About six years ago, when I was the editor of Open, the magazine released a set of telephone conversations between several public figures and Niira Radia, a corporate go-between who represented the interests of both the Tata group and Mukesh Ambani's Reliance. The recordings, which came to be known as 'Radia Tapes', were made by the income tax department, which tapped Radia's phones for over 300 days between 2007 and 2009. The department had made the decision to stalk her, according to an official explanation, after an anonymous letter sent to the finance ministry claimed that Radia was covert operator of a foreign government. While it is not unusual for the finance ministry to receive anonymous letters, it remains a mystery why such a letter was taken so seriously, and how it reached the highest levels in the ministry. If you do not know who has sent a letter, how do you know it is important? It is more likely that the sender of the letter was a very powerful organization, and known to at least some of the most important people in the ministry.
Over 5,000 conversations were recorded, a small fraction of which were given to me in a pen-drive by a morning visitor. 'Open' eventually released some of the conversations including some between Radia and Ratan Tata.

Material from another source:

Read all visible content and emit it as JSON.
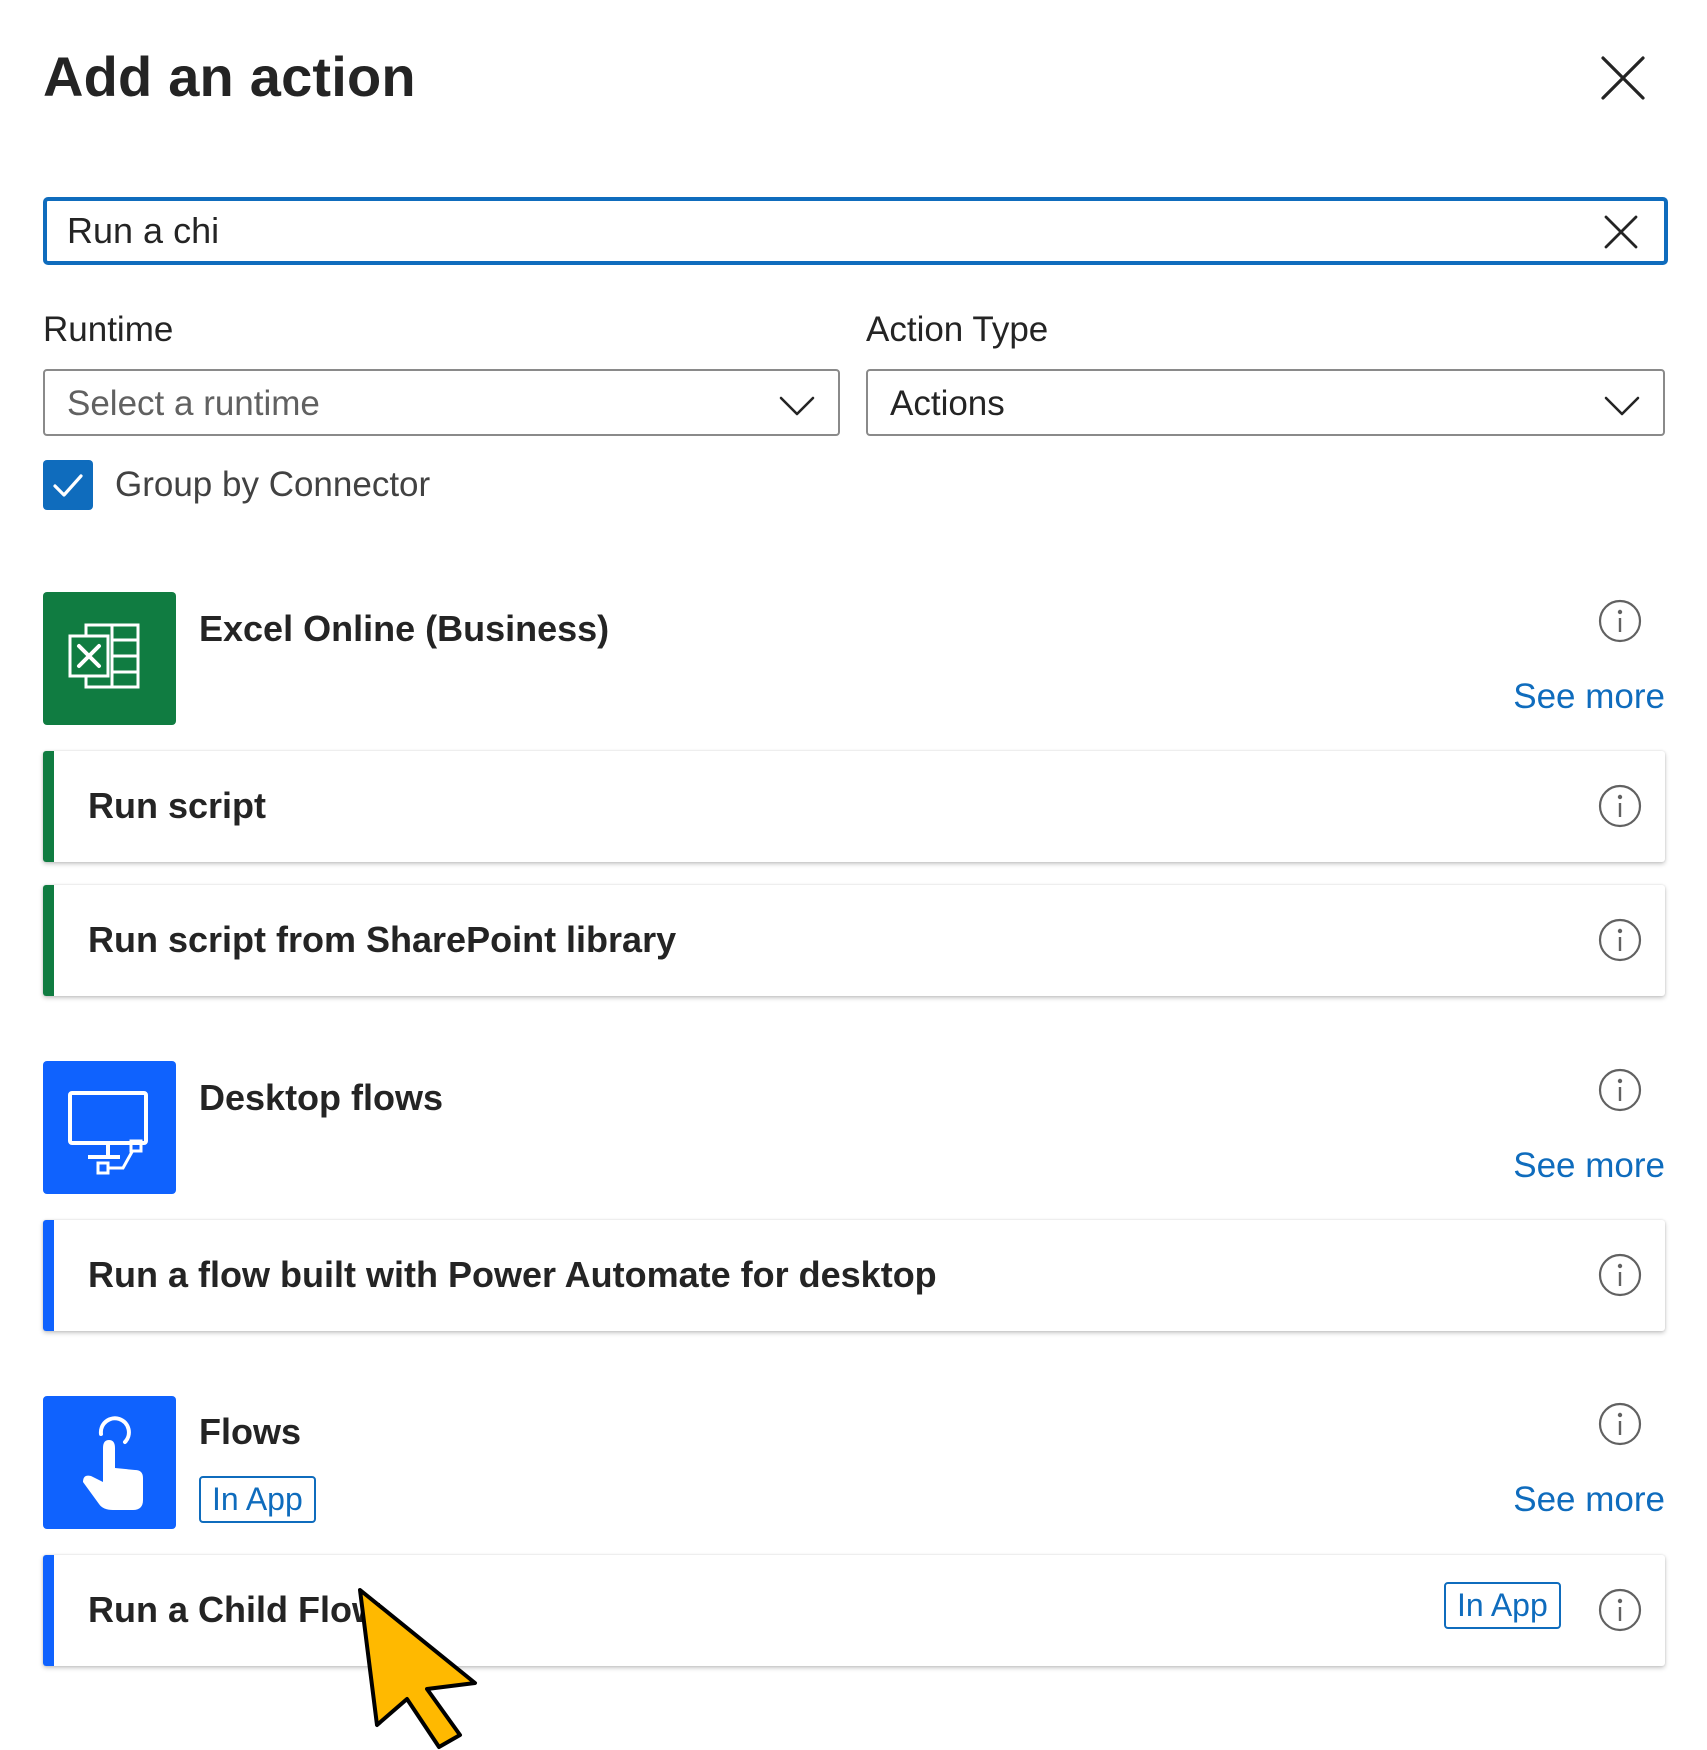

The 'Radia Tapes', which showed the interesting woman attempting to influence policy by controlling politicians and journalists, destroyed reputations and careers, but Ratan Tata emerged with mere scratches.
There was a view then that his reputation was "tarnished" but most people would find that an exaggeration. In public perception he continues to be a respectable man. In his conversations with Radia he did appear to be a billionaire who was trying to manipulate policy with the help of an able but shadowy hire, but there was a sophisticated restraint in him as though he somehow knew he was being recorded, which was probably not the case at all.

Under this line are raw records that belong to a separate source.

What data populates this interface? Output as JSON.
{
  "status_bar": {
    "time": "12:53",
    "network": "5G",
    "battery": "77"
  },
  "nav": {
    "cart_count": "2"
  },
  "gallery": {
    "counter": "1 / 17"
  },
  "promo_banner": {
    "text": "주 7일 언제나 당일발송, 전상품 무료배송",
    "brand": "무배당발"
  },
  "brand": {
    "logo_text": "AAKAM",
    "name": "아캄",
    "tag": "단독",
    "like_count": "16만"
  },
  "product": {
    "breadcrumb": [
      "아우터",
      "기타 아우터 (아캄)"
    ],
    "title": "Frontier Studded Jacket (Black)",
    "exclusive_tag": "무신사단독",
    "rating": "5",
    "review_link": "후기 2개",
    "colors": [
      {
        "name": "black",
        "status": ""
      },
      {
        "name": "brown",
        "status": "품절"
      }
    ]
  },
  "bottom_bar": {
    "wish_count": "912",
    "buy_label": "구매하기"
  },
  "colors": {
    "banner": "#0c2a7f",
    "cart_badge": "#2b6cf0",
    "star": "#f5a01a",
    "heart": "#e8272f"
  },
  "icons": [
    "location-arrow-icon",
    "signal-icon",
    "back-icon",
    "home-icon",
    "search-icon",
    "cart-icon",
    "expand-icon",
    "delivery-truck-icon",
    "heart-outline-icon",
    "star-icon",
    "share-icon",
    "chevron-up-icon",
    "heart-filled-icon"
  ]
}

Even though his laconic manner of speaking to an underling saved him from much embarrassment, their chats were still revelatory. The tone he employed when he referred to A. Raja, the Dalit telecom minister at the time, was as though Raja was nothing more than an amusing peon. As Tata and Radia spoke in English, the pronoun they used to refer to Raja was not explicitly insulting but their tone was unmistakable. As Radia regaled Tata with the stories of Raja's simpleton corruption, and his naïve "crush" on Karunanidhi's daughter, Kanimozhi, and how he "blushed" when he thought of her, Tata's laughter was very much the refined Indian's chuckles at the other type.

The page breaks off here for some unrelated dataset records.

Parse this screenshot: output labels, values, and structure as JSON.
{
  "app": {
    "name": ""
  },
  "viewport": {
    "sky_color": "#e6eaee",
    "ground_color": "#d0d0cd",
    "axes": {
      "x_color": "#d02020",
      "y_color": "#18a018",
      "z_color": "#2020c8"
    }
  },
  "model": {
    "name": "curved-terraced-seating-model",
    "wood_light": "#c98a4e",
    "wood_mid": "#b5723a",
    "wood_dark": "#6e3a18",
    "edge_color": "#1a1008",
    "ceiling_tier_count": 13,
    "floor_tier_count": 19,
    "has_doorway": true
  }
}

What came through in the Radia Tapes, including the conversations between Radia and Tata, was that the telecom minister was not a significant player, and that there were more important politicians controlling him. What was not clear was how high exactly should a politician be for Ratan Tata to respect him.
There was a moment, in the recordings, when he said that a man from the civil aviation ministry met him. ("He did come to see me.") Radia's first guess was "Praful?" referring to the civil aviation minister of the time. That Radia would think nothing of the civil aviation minister seeking an audience with an industrialist casts some light on the power and social equations that run India. Tata told her that it was not the minister who had "come to see" him, but the CEO.
"He's Praful's henchman," Radia said playing the role of an excellent sidekick who is always providing information. Tata, all through the conversations, plays the role of a patriarch who is not that clued into the lowly world. "Is he?" Tata asked.
There was a mention of one "Siva" in one of the conversations
"You have talked to Siva?" Tata asked Radia.
"Yeah, Siva's gone to court, you know, and opposed that 25th date."
"You told me that."
"Yeah, so now what Raja told me was that he was going to give him licence without spectrum."
It would be interesting if the "Siva" in the Radia Tapes is indeed Chinnakannan Sivasankaran, the businessman to whom, Cyrus Mistry has alleged after his sacking, Tatas had made imprudent loans of Rs200 crore.
In the recordings there was a fascinating moment when Tata complained to Radia about "a bloody black tie affair". It is surprising that even Tata would hate black tie affairs. Then who are the men who like them, really?
"Oh, you should have invited me," Radia says, "I could have worn my black gown."
"You could have worn your black gown and gone in my place. I hate black tie affairs.
"I never get a chance to wear my black gown, Ratan."
"We'll make some occasion for you in Bombay."
"Yeah, because I have got this Roberto Cavalli gown, which I never get a chance to wear."
"It's a what?"
Tata, it appeared, was not very familiar with Roberto Cavalli, but this strand of the conversation greatly impressed the urban upper classes who knew Cavalli. I heard many times people telling me how "classy" they found Ratan Tata when Radia flirted with him. They said Tata was "elegant" and "charming".
Days after Open ran the Radia Tapes, Ratan Tata went to court to restrain the media from carrying any more recordings if they were leaked. I remember one early morning when some of my colleagues and I went door to door seeking a lawyer to represent our view that the magazine had a fundamental right to run the recordings if more came our way. What happened that morning was that we would land in a lawyer's house and he would convey his regrets because he did not want to take on Ratan Tata, and we would then go to another lawyer who would say the same thing. We did eventually find one but not before several rejections.
I am certain of one obvious quality of Ratan Tata, which is that he is formidable. I have not had the time to reflect on his classy side.